46        =          William M. Taylor.  The Miracles of Our Saviour.  Fifth Edition.

New York:  A. C. Armstrong & Son, 1890; 1903 reprint.

 

47        =          Alexander Maclaren.  Expositions of Holy Scripture:  St. Luke.

New York:  George H. Doran Company, [no date].

 

48        =          George MacDonald.  The Miracles of Our Lord.  New York:

George Routledge & Sons, 1878. 

 

49        =          Joseph Parker.  The People's Bibles:  Discourses upon Holy Scrip-

                        tureMark-Luke.    New York:  Funk & Wagnalls Company, 18--.

 

50        =          Daniel Whitby and Moses Lowman.  A Critical Commentary and

Paraphrase on the New Testament:  The Four Gospels and the Acts

of the Apostles.  Philadelphia:  Carey & Hart, 1846.

 

51        =          Matthew Poole.  Annotations on the Holy Bible.  1600s.

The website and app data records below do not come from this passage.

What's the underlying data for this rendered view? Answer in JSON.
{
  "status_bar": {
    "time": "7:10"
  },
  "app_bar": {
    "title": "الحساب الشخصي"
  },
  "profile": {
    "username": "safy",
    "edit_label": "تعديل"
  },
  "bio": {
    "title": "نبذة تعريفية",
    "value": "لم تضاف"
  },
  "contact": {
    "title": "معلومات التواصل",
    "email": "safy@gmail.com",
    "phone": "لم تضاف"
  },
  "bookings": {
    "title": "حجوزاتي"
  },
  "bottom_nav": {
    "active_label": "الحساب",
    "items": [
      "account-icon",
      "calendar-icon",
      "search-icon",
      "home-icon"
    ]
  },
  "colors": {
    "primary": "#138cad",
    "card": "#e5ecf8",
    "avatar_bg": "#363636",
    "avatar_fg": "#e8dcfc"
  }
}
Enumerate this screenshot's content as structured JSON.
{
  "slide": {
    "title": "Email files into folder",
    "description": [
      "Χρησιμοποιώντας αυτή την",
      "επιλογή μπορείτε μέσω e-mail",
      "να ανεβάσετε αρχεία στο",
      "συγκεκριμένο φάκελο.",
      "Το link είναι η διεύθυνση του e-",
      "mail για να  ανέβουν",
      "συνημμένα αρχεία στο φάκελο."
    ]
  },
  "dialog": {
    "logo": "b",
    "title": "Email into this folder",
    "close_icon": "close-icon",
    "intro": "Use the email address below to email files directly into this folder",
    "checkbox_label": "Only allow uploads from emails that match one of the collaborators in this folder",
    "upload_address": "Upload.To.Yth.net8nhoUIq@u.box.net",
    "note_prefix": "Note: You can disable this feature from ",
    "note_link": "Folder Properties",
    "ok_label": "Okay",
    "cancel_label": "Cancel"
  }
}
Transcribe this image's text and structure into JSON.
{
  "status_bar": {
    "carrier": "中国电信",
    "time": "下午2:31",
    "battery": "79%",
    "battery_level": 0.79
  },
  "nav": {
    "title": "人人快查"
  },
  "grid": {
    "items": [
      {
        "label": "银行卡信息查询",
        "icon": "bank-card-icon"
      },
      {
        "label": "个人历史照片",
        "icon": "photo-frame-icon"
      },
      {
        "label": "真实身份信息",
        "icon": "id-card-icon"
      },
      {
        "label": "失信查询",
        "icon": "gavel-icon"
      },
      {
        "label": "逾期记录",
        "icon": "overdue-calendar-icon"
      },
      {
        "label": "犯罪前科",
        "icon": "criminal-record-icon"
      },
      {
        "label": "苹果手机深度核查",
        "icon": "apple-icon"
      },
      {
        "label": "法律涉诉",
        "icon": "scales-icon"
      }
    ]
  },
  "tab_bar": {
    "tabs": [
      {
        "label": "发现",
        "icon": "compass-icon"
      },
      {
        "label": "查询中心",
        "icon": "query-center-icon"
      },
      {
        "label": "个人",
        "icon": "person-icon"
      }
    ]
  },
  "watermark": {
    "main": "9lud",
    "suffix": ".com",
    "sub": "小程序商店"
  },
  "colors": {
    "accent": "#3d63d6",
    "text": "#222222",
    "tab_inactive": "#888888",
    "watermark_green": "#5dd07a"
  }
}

Computerized.

 

52        =          George R. Bliss.  Luke.  In An American Commentary on the New

Testament.  Philadelphia:  American Baptist Publication Society,

1884.

                       

53        =          J. W. McGarvey and Philip Y. Pendleton.  The Fourfold Gospel. 

1914.  Computerized.

 

54        =          John Trapp.  Commentary on the Old and New Testaments.  1654.

                        Computerized.

                       

55        =          Ernest D. Burton and Shailer Matthews.  The Life of Christ.

Chicago, Illinois:  University of Chicago Press, 1900; 5th reprint,

1904.

 

56        =          Frederic W. Farrar.  The Gospel According to St. Luke.  In “The

Cambridge Bible for Schools and Colleges” series.  Cambridge:  At

the University Press, 1882.